**Directions for this task:** Would you filter these records and copy every line that has the word "label"?

**Excerpts from an interface dataset:**

----------------------------------------

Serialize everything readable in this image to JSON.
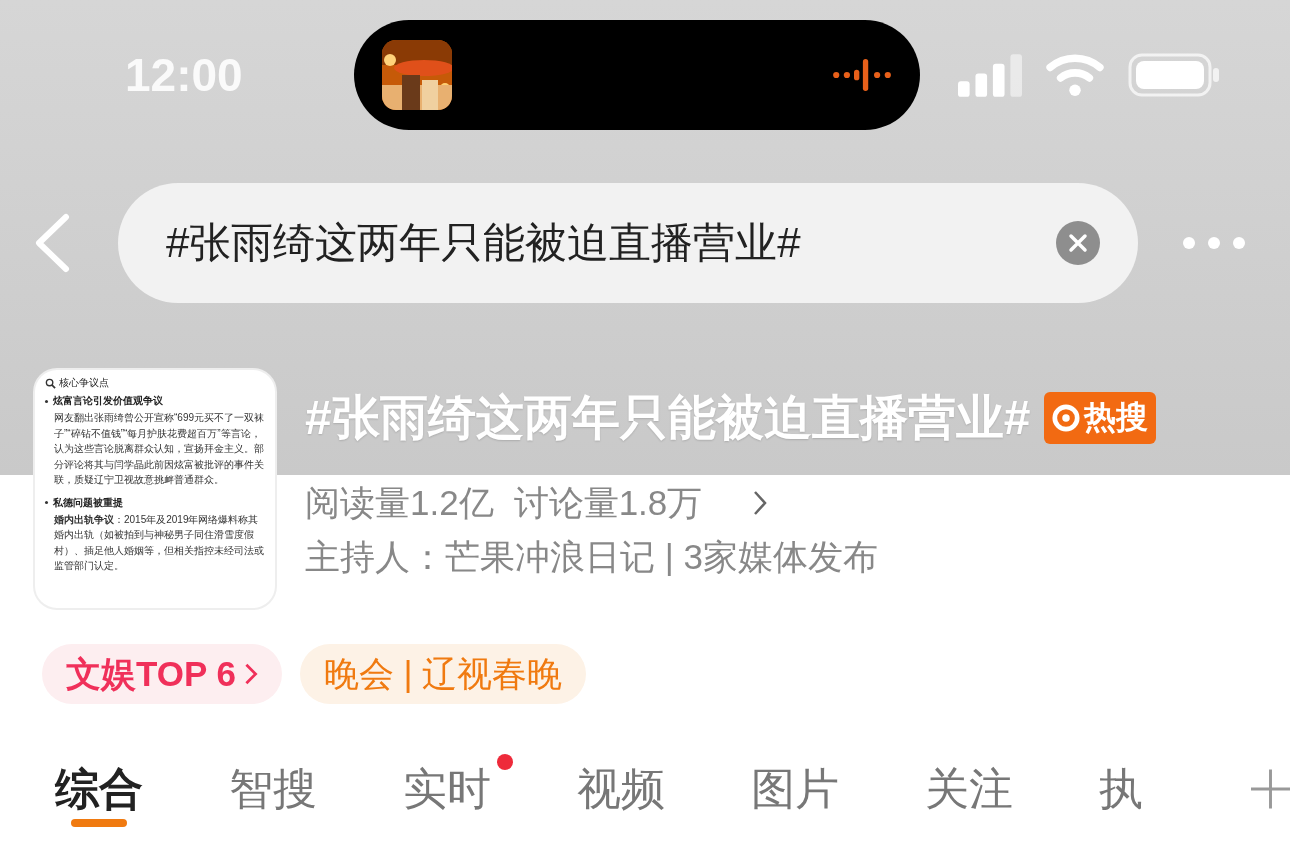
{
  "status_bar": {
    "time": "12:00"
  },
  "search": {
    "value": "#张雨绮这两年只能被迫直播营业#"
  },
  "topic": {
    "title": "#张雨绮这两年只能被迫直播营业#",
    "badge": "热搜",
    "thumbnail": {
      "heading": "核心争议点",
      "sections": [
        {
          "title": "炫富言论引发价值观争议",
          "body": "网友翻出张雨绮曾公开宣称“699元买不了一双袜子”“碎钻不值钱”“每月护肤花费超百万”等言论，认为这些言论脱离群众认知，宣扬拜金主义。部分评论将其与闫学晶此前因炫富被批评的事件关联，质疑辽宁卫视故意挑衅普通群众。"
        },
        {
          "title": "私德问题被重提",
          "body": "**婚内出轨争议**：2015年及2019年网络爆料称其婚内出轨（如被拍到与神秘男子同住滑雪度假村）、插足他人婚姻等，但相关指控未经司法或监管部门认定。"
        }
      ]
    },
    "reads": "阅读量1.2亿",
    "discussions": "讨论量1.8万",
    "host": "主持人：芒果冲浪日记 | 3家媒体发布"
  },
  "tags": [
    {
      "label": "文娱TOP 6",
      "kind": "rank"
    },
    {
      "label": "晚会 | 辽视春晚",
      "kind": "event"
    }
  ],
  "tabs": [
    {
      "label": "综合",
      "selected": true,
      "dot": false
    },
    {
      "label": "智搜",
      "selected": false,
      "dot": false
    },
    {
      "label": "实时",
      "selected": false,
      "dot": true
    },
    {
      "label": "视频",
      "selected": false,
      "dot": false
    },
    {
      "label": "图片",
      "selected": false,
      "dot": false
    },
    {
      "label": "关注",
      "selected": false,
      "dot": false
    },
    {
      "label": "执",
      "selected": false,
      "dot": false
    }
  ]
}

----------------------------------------

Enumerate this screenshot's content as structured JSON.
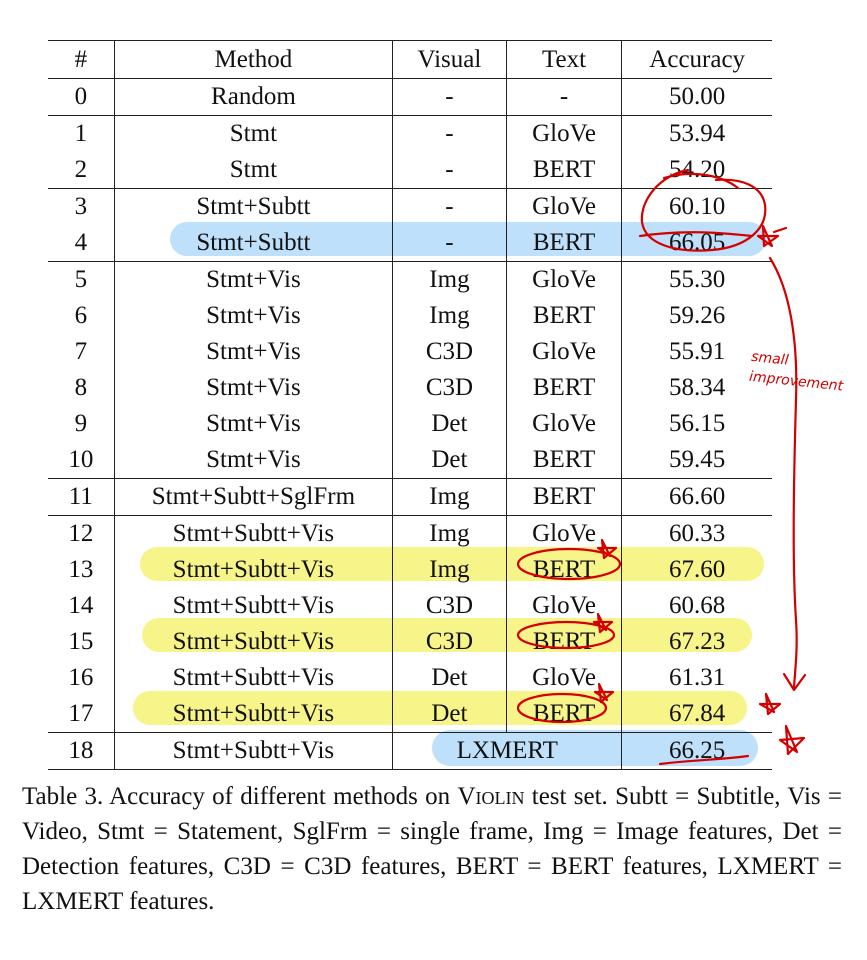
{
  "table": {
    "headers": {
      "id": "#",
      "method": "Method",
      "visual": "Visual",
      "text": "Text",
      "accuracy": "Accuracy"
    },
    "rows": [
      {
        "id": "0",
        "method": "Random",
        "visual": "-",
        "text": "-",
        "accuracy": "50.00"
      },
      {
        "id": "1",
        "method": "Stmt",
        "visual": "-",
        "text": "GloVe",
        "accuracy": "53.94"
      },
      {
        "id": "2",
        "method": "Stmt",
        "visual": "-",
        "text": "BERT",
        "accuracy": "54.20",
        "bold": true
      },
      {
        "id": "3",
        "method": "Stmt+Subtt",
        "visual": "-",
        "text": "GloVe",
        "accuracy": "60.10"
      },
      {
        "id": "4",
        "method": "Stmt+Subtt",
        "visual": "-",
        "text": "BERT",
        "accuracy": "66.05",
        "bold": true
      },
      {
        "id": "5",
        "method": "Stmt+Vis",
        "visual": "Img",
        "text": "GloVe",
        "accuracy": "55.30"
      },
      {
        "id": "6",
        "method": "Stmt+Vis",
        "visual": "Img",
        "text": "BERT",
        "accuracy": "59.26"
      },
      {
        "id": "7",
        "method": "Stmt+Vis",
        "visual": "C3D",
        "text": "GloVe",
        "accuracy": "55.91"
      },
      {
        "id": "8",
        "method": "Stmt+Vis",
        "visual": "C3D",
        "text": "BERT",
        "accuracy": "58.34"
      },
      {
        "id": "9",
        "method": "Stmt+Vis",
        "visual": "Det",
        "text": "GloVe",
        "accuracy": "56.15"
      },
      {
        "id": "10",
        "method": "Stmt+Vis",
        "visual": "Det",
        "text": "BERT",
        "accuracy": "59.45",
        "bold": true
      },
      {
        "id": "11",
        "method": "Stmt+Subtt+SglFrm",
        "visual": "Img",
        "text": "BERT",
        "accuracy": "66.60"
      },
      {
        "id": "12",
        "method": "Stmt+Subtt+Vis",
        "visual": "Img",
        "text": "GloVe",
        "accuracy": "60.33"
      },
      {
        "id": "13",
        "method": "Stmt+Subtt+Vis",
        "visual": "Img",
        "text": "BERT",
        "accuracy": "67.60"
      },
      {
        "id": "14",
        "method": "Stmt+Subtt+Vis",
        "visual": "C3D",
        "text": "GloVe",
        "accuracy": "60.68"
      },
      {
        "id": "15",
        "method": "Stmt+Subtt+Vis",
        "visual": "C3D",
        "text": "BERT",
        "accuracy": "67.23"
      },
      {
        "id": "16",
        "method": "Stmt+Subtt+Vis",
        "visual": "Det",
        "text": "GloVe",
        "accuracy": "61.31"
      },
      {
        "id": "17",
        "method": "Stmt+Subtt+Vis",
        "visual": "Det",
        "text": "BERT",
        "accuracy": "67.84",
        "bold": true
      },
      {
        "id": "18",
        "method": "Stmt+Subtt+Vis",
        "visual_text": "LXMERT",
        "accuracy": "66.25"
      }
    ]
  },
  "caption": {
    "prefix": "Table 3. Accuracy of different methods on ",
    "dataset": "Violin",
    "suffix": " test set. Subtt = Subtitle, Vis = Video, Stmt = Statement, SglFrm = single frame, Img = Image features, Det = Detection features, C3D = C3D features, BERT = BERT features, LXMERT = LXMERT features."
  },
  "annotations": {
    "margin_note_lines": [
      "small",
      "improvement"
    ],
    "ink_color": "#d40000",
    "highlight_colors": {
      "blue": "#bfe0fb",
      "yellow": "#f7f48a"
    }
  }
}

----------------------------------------

**Solved problem:**
      "label": "文娱TOP 6",
      "label": "晚会 | 辽视春晚",
      "label": "综合",
      "label": "智搜",
      "label": "实时",
      "label": "视频",
      "label": "图片",
      "label": "关注",
      "label": "执",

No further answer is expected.